[Extracted information]
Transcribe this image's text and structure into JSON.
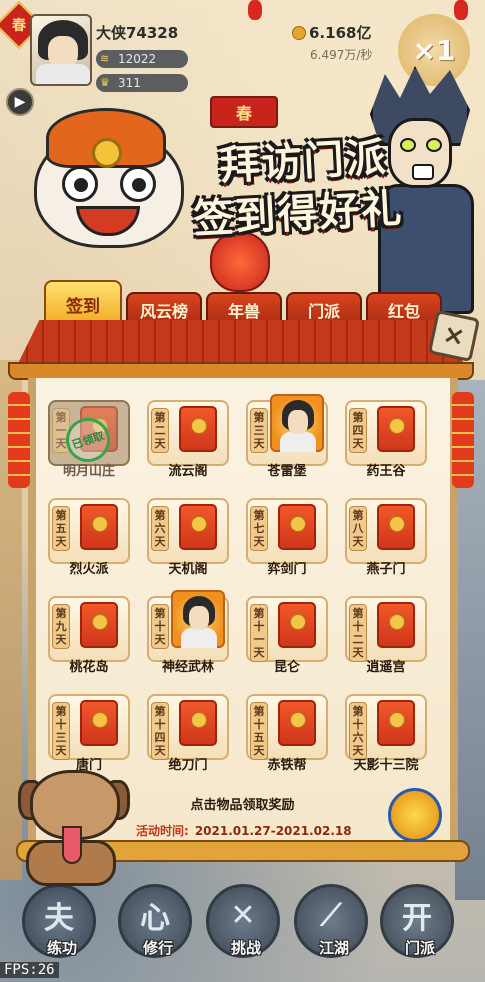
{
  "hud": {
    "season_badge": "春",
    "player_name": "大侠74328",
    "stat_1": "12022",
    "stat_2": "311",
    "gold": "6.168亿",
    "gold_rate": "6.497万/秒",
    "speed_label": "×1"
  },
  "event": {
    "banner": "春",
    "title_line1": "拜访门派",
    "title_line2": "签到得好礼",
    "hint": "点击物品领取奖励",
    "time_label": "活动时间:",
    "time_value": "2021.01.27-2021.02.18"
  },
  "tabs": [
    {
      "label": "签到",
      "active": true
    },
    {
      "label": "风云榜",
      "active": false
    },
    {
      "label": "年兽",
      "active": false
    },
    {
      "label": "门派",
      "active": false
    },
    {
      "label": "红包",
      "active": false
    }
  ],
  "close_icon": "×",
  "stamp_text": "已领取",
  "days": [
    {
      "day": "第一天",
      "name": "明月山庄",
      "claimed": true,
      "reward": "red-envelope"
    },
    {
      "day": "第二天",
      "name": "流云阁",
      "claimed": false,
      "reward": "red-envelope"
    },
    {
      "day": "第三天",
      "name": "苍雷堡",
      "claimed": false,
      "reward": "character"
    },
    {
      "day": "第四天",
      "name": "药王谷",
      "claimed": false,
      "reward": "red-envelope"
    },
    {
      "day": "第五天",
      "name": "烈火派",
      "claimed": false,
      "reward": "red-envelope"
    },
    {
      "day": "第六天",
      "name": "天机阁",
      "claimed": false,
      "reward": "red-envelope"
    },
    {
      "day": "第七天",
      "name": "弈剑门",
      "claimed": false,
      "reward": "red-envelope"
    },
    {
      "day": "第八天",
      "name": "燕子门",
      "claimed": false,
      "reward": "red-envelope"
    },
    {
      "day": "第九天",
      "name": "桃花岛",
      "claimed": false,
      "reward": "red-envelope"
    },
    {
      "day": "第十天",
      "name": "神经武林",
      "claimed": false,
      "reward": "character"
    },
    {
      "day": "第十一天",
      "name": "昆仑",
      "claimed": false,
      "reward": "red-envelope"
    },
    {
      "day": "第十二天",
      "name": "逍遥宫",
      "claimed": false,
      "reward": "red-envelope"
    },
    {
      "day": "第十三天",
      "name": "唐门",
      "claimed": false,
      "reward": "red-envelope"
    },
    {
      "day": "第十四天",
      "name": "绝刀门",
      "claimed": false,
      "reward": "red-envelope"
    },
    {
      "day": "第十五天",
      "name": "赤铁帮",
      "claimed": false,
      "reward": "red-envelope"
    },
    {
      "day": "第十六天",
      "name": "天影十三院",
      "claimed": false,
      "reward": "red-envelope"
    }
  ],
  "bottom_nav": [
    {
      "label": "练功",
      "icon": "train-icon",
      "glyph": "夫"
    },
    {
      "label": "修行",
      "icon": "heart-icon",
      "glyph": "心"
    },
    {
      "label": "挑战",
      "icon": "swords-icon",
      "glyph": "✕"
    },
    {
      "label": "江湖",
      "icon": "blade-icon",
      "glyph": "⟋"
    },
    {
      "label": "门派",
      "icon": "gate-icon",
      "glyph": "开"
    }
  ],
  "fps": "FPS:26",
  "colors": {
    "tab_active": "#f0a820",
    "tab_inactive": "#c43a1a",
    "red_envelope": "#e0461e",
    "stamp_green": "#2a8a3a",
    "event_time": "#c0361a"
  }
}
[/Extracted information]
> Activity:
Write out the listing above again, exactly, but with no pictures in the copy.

> Exercise answer:
Transcribe this image's text and structure into JSON.
{
  "hud": {
    "season_badge": "春",
    "player_name": "大侠74328",
    "stat_1": "12022",
    "stat_2": "311",
    "gold": "6.168亿",
    "gold_rate": "6.497万/秒",
    "speed_label": "×1"
  },
  "event": {
    "banner": "春",
    "title_line1": "拜访门派",
    "title_line2": "签到得好礼",
    "hint": "点击物品领取奖励",
    "time_label": "活动时间:",
    "time_value": "2021.01.27-2021.02.18"
  },
  "tabs": [
    {
      "label": "签到",
      "active": true
    },
    {
      "label": "风云榜",
      "active": false
    },
    {
      "label": "年兽",
      "active": false
    },
    {
      "label": "门派",
      "active": false
    },
    {
      "label": "红包",
      "active": false
    }
  ],
  "close_icon": "×",
  "stamp_text": "已领取",
  "days": [
    {
      "day": "第一天",
      "name": "明月山庄",
      "claimed": true,
      "reward": "red-envelope"
    },
    {
      "day": "第二天",
      "name": "流云阁",
      "claimed": false,
      "reward": "red-envelope"
    },
    {
      "day": "第三天",
      "name": "苍雷堡",
      "claimed": false,
      "reward": "character"
    },
    {
      "day": "第四天",
      "name": "药王谷",
      "claimed": false,
      "reward": "red-envelope"
    },
    {
      "day": "第五天",
      "name": "烈火派",
      "claimed": false,
      "reward": "red-envelope"
    },
    {
      "day": "第六天",
      "name": "天机阁",
      "claimed": false,
      "reward": "red-envelope"
    },
    {
      "day": "第七天",
      "name": "弈剑门",
      "claimed": false,
      "reward": "red-envelope"
    },
    {
      "day": "第八天",
      "name": "燕子门",
      "claimed": false,
      "reward": "red-envelope"
    },
    {
      "day": "第九天",
      "name": "桃花岛",
      "claimed": false,
      "reward": "red-envelope"
    },
    {
      "day": "第十天",
      "name": "神经武林",
      "claimed": false,
      "reward": "character"
    },
    {
      "day": "第十一天",
      "name": "昆仑",
      "claimed": false,
      "reward": "red-envelope"
    },
    {
      "day": "第十二天",
      "name": "逍遥宫",
      "claimed": false,
      "reward": "red-envelope"
    },
    {
      "day": "第十三天",
      "name": "唐门",
      "claimed": false,
      "reward": "red-envelope"
    },
    {
      "day": "第十四天",
      "name": "绝刀门",
      "claimed": false,
      "reward": "red-envelope"
    },
    {
      "day": "第十五天",
      "name": "赤铁帮",
      "claimed": false,
      "reward": "red-envelope"
    },
    {
      "day": "第十六天",
      "name": "天影十三院",
      "claimed": false,
      "reward": "red-envelope"
    }
  ],
  "bottom_nav": [
    {
      "label": "练功",
      "icon": "train-icon",
      "glyph": "夫"
    },
    {
      "label": "修行",
      "icon": "heart-icon",
      "glyph": "心"
    },
    {
      "label": "挑战",
      "icon": "swords-icon",
      "glyph": "✕"
    },
    {
      "label": "江湖",
      "icon": "blade-icon",
      "glyph": "⟋"
    },
    {
      "label": "门派",
      "icon": "gate-icon",
      "glyph": "开"
    }
  ],
  "fps": "FPS:26",
  "colors": {
    "tab_active": "#f0a820",
    "tab_inactive": "#c43a1a",
    "red_envelope": "#e0461e",
    "stamp_green": "#2a8a3a",
    "event_time": "#c0361a"
  }
}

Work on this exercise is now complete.